→ Try it
Could you repeat every record below exactly, leaving out the pictures?

Stored data
###

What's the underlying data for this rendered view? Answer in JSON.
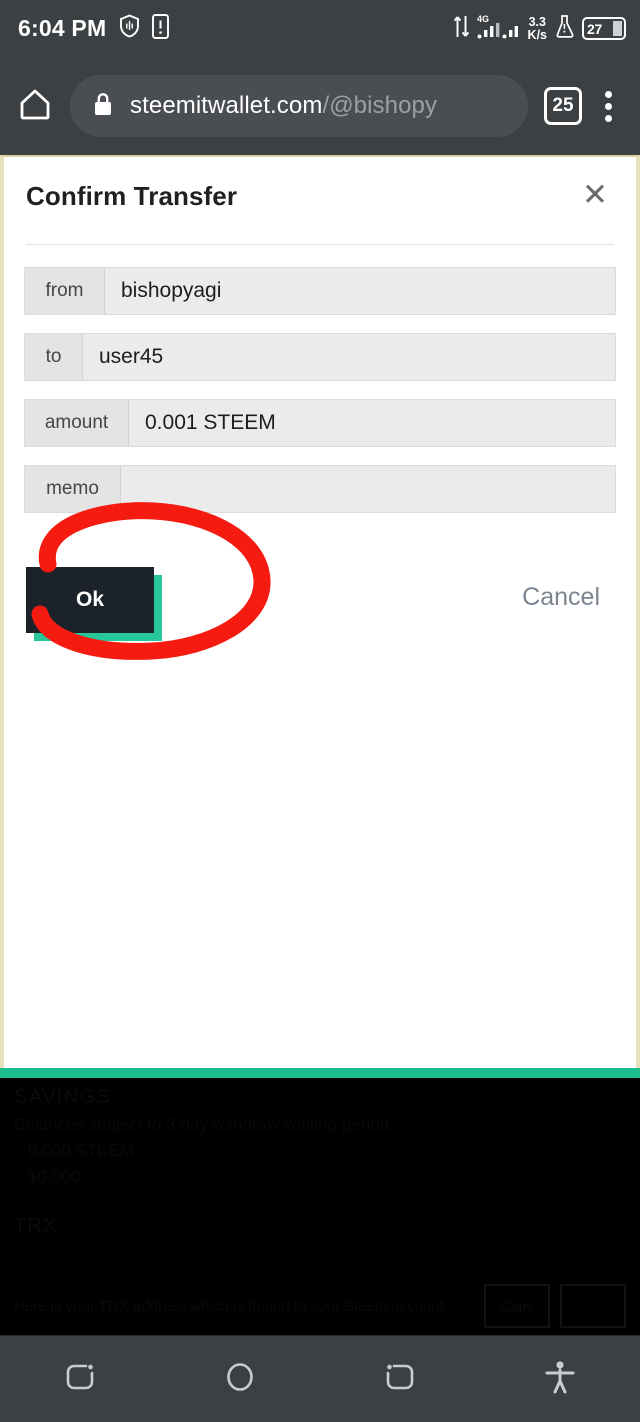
{
  "status_bar": {
    "time": "6:04 PM",
    "icons": [
      "shield-icon",
      "sim-card-icon"
    ],
    "network_speed": {
      "value": "3.3",
      "unit": "K/s"
    },
    "network_type": "4G",
    "battery_level": "27"
  },
  "browser": {
    "home_icon": "home-icon",
    "lock_icon": "lock-icon",
    "url_domain": "steemitwallet.com",
    "url_path": "/@bishopy",
    "tab_count": "25",
    "menu_icon": "kebab-menu-icon"
  },
  "modal": {
    "title": "Confirm Transfer",
    "close_icon": "close-icon",
    "fields": [
      {
        "label": "from",
        "value": "bishopyagi"
      },
      {
        "label": "to",
        "value": "user45"
      },
      {
        "label": "amount",
        "value": "0.001 STEEM"
      },
      {
        "label": "memo",
        "value": ""
      }
    ],
    "ok_label": "Ok",
    "cancel_label": "Cancel",
    "ok_button_color": "#1b2229",
    "ok_shadow_color": "#27c79b",
    "annotation": "red-circle-highlight"
  },
  "background_page": {
    "savings_heading": "SAVINGS",
    "savings_note": "Balances subject to 3 day withdraw waiting period.",
    "savings_steem": "0.000 STEEM",
    "savings_sbd": "$0.000",
    "trx_heading": "TRX",
    "trx_address": "Here is your TRX address which is bound to your Steem account",
    "trx_copy_label": "Copy",
    "accent_color": "#1fcc9a"
  },
  "nav_bar": {
    "items": [
      {
        "icon": "recents-icon"
      },
      {
        "icon": "home-circle-icon"
      },
      {
        "icon": "back-icon"
      },
      {
        "icon": "accessibility-icon"
      }
    ]
  }
}
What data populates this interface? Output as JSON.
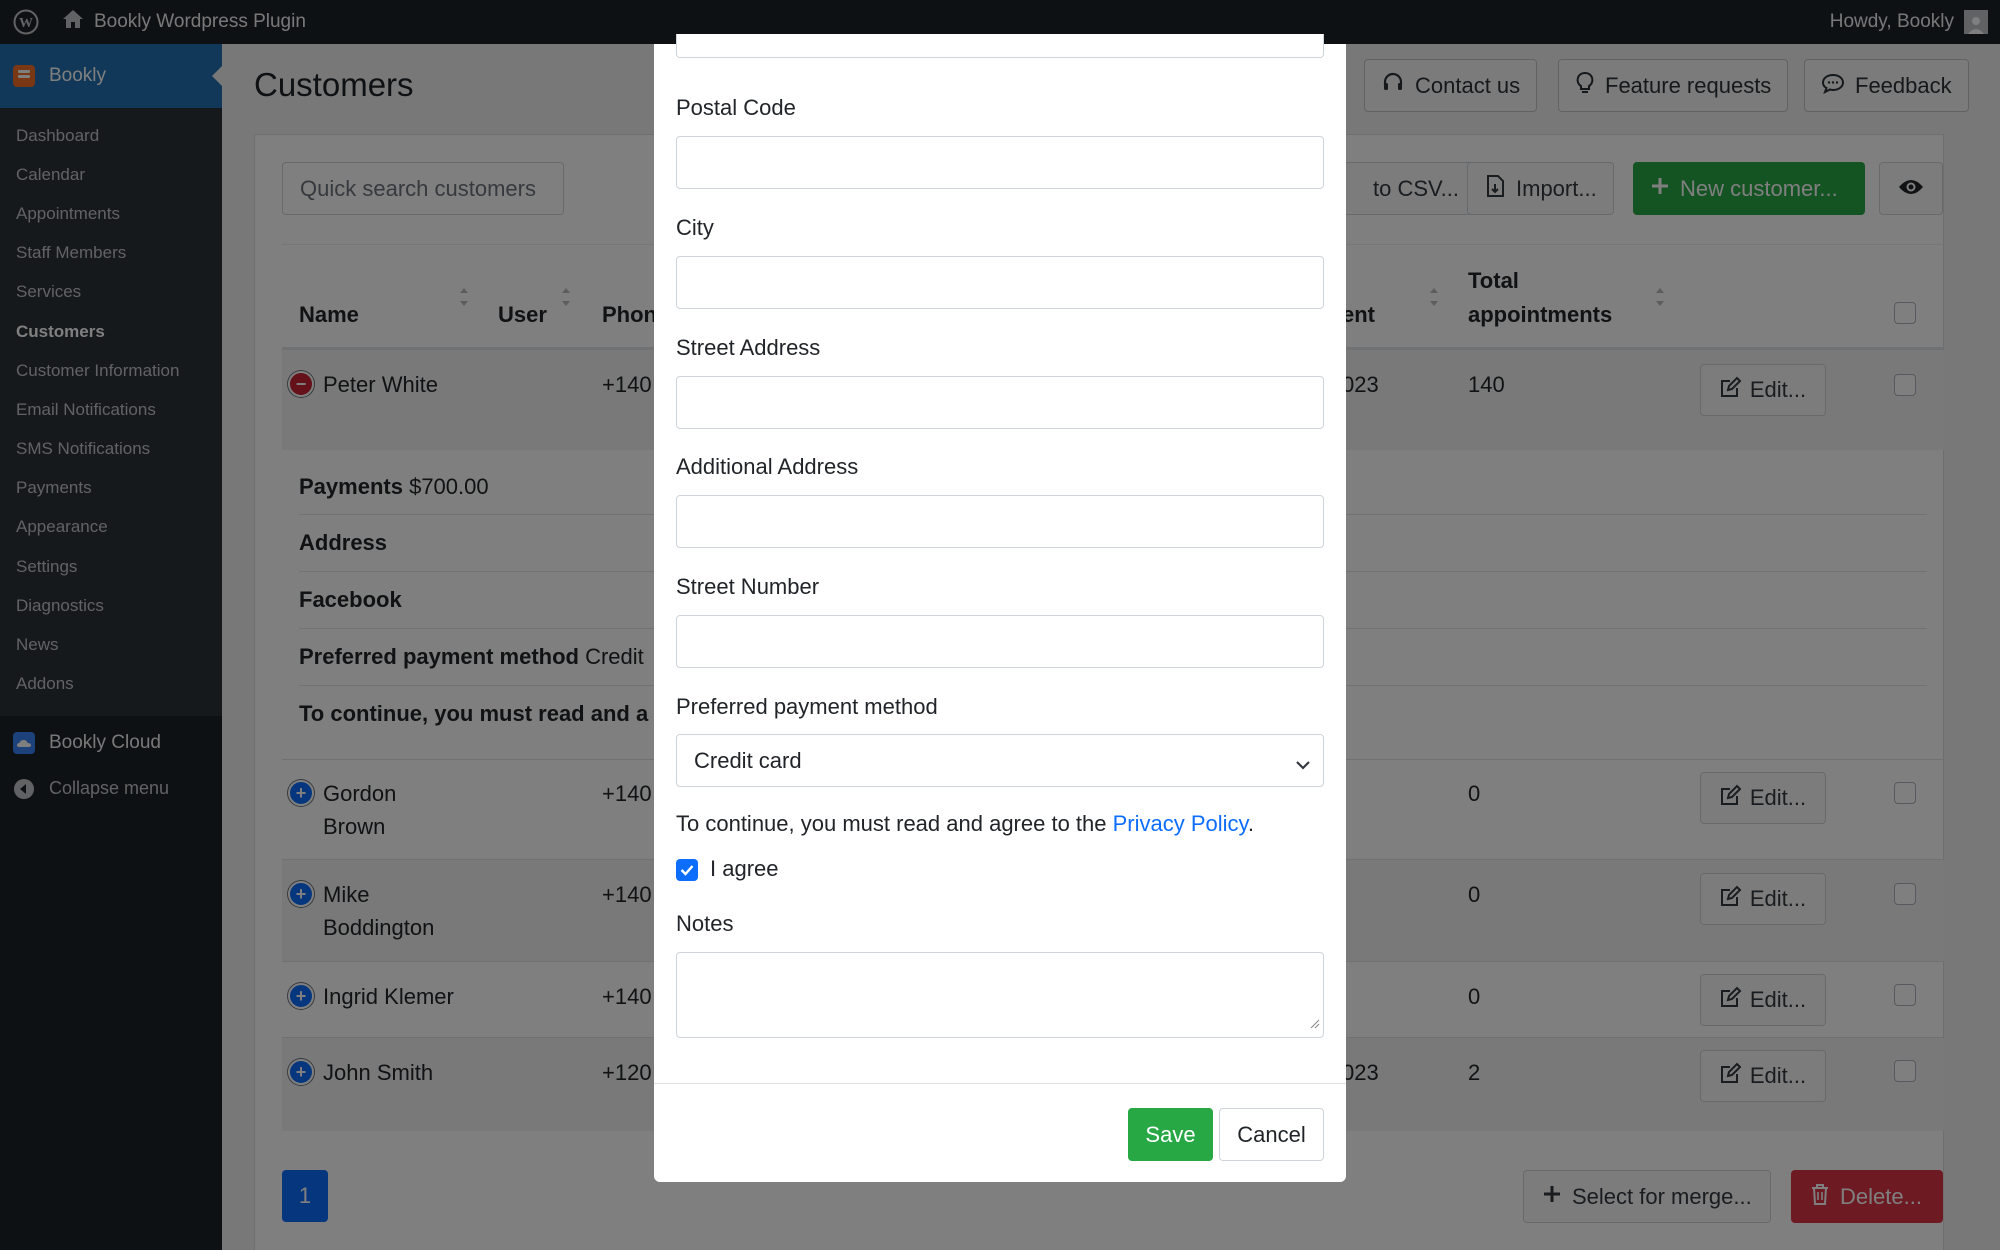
{
  "adminbar": {
    "site_name": "Bookly Wordpress Plugin",
    "howdy": "Howdy, Bookly"
  },
  "sidebar": {
    "top_item": "Bookly",
    "items": [
      {
        "label": "Dashboard"
      },
      {
        "label": "Calendar"
      },
      {
        "label": "Appointments"
      },
      {
        "label": "Staff Members"
      },
      {
        "label": "Services"
      },
      {
        "label": "Customers"
      },
      {
        "label": "Customer Information"
      },
      {
        "label": "Email Notifications"
      },
      {
        "label": "SMS Notifications"
      },
      {
        "label": "Payments"
      },
      {
        "label": "Appearance"
      },
      {
        "label": "Settings"
      },
      {
        "label": "Diagnostics"
      },
      {
        "label": "News"
      },
      {
        "label": "Addons"
      }
    ],
    "cloud": "Bookly Cloud",
    "collapse": "Collapse menu"
  },
  "page": {
    "title": "Customers",
    "contact_us": "Contact us",
    "feature_requests": "Feature requests",
    "feedback": "Feedback"
  },
  "toolbar": {
    "search_placeholder": "Quick search customers",
    "export": "to CSV...",
    "import": "Import...",
    "new_customer": "New customer..."
  },
  "table": {
    "headers": {
      "name": "Name",
      "user": "User",
      "phone": "Phon",
      "last_appointment": "ent",
      "total_line1": "Total",
      "total_line2": "appointments"
    },
    "rows": [
      {
        "name": "Peter White",
        "name2": "",
        "phone": "+140",
        "last": "023",
        "total": "140",
        "edit": "Edit..."
      },
      {
        "name": "Gordon",
        "name2": "Brown",
        "phone": "+140",
        "last": "",
        "total": "0",
        "edit": "Edit..."
      },
      {
        "name": "Mike",
        "name2": "Boddington",
        "phone": "+140",
        "last": "",
        "total": "0",
        "edit": "Edit..."
      },
      {
        "name": "Ingrid Klemer",
        "name2": "",
        "phone": "+140",
        "last": "",
        "total": "0",
        "edit": "Edit..."
      },
      {
        "name": "John Smith",
        "name2": "",
        "phone": "+120",
        "last": "023",
        "total": "2",
        "edit": "Edit..."
      }
    ],
    "details": {
      "payments_label": "Payments",
      "payments_value": "$700.00",
      "address_label": "Address",
      "facebook_label": "Facebook",
      "payment_method_label": "Preferred payment method",
      "payment_method_value": "Credit",
      "agree_text": "To continue, you must read and a"
    }
  },
  "pagination": {
    "current": "1"
  },
  "bottom": {
    "merge": "Select for merge...",
    "delete": "Delete..."
  },
  "modal": {
    "postal_code": "Postal Code",
    "city": "City",
    "street_address": "Street Address",
    "additional_address": "Additional Address",
    "street_number": "Street Number",
    "payment_method_label": "Preferred payment method",
    "payment_method_value": "Credit card",
    "privacy_prefix": "To continue, you must read and agree to the ",
    "privacy_link": "Privacy Policy",
    "privacy_suffix": ".",
    "agree": "I agree",
    "notes": "Notes",
    "save": "Save",
    "cancel": "Cancel"
  },
  "colors": {
    "admin_dark": "#1d2327",
    "wp_blue": "#2271b1",
    "bootstrap_green": "#28a745",
    "bootstrap_blue": "#0d6efd",
    "bootstrap_red": "#dc3545"
  }
}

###

→ Exercise answer
What's the underlying data for this rendered view? Answer in JSON.
{
  "status_bar": {
    "time": "6:04 PM",
    "icons": [
      "shield-icon",
      "sim-card-icon"
    ],
    "network_speed": {
      "value": "3.3",
      "unit": "K/s"
    },
    "network_type": "4G",
    "battery_level": "27"
  },
  "browser": {
    "home_icon": "home-icon",
    "lock_icon": "lock-icon",
    "url_domain": "steemitwallet.com",
    "url_path": "/@bishopy",
    "tab_count": "25",
    "menu_icon": "kebab-menu-icon"
  },
  "modal": {
    "title": "Confirm Transfer",
    "close_icon": "close-icon",
    "fields": [
      {
        "label": "from",
        "value": "bishopyagi"
      },
      {
        "label": "to",
        "value": "user45"
      },
      {
        "label": "amount",
        "value": "0.001 STEEM"
      },
      {
        "label": "memo",
        "value": ""
      }
    ],
    "ok_label": "Ok",
    "cancel_label": "Cancel",
    "ok_button_color": "#1b2229",
    "ok_shadow_color": "#27c79b",
    "annotation": "red-circle-highlight"
  },
  "background_page": {
    "savings_heading": "SAVINGS",
    "savings_note": "Balances subject to 3 day withdraw waiting period.",
    "savings_steem": "0.000 STEEM",
    "savings_sbd": "$0.000",
    "trx_heading": "TRX",
    "trx_address": "Here is your TRX address which is bound to your Steem account",
    "trx_copy_label": "Copy",
    "accent_color": "#1fcc9a"
  },
  "nav_bar": {
    "items": [
      {
        "icon": "recents-icon"
      },
      {
        "icon": "home-circle-icon"
      },
      {
        "icon": "back-icon"
      },
      {
        "icon": "accessibility-icon"
      }
    ]
  }
}
What data populates this interface? Output as JSON.
{
  "adminbar": {
    "site_name": "Bookly Wordpress Plugin",
    "howdy": "Howdy, Bookly"
  },
  "sidebar": {
    "top_item": "Bookly",
    "items": [
      {
        "label": "Dashboard"
      },
      {
        "label": "Calendar"
      },
      {
        "label": "Appointments"
      },
      {
        "label": "Staff Members"
      },
      {
        "label": "Services"
      },
      {
        "label": "Customers"
      },
      {
        "label": "Customer Information"
      },
      {
        "label": "Email Notifications"
      },
      {
        "label": "SMS Notifications"
      },
      {
        "label": "Payments"
      },
      {
        "label": "Appearance"
      },
      {
        "label": "Settings"
      },
      {
        "label": "Diagnostics"
      },
      {
        "label": "News"
      },
      {
        "label": "Addons"
      }
    ],
    "cloud": "Bookly Cloud",
    "collapse": "Collapse menu"
  },
  "page": {
    "title": "Customers",
    "contact_us": "Contact us",
    "feature_requests": "Feature requests",
    "feedback": "Feedback"
  },
  "toolbar": {
    "search_placeholder": "Quick search customers",
    "export": "to CSV...",
    "import": "Import...",
    "new_customer": "New customer..."
  },
  "table": {
    "headers": {
      "name": "Name",
      "user": "User",
      "phone": "Phon",
      "last_appointment": "ent",
      "total_line1": "Total",
      "total_line2": "appointments"
    },
    "rows": [
      {
        "name": "Peter White",
        "name2": "",
        "phone": "+140",
        "last": "023",
        "total": "140",
        "edit": "Edit..."
      },
      {
        "name": "Gordon",
        "name2": "Brown",
        "phone": "+140",
        "last": "",
        "total": "0",
        "edit": "Edit..."
      },
      {
        "name": "Mike",
        "name2": "Boddington",
        "phone": "+140",
        "last": "",
        "total": "0",
        "edit": "Edit..."
      },
      {
        "name": "Ingrid Klemer",
        "name2": "",
        "phone": "+140",
        "last": "",
        "total": "0",
        "edit": "Edit..."
      },
      {
        "name": "John Smith",
        "name2": "",
        "phone": "+120",
        "last": "023",
        "total": "2",
        "edit": "Edit..."
      }
    ],
    "details": {
      "payments_label": "Payments",
      "payments_value": "$700.00",
      "address_label": "Address",
      "facebook_label": "Facebook",
      "payment_method_label": "Preferred payment method",
      "payment_method_value": "Credit",
      "agree_text": "To continue, you must read and a"
    }
  },
  "pagination": {
    "current": "1"
  },
  "bottom": {
    "merge": "Select for merge...",
    "delete": "Delete..."
  },
  "modal": {
    "postal_code": "Postal Code",
    "city": "City",
    "street_address": "Street Address",
    "additional_address": "Additional Address",
    "street_number": "Street Number",
    "payment_method_label": "Preferred payment method",
    "payment_method_value": "Credit card",
    "privacy_prefix": "To continue, you must read and agree to the ",
    "privacy_link": "Privacy Policy",
    "privacy_suffix": ".",
    "agree": "I agree",
    "notes": "Notes",
    "save": "Save",
    "cancel": "Cancel"
  },
  "colors": {
    "admin_dark": "#1d2327",
    "wp_blue": "#2271b1",
    "bootstrap_green": "#28a745",
    "bootstrap_blue": "#0d6efd",
    "bootstrap_red": "#dc3545"
  }
}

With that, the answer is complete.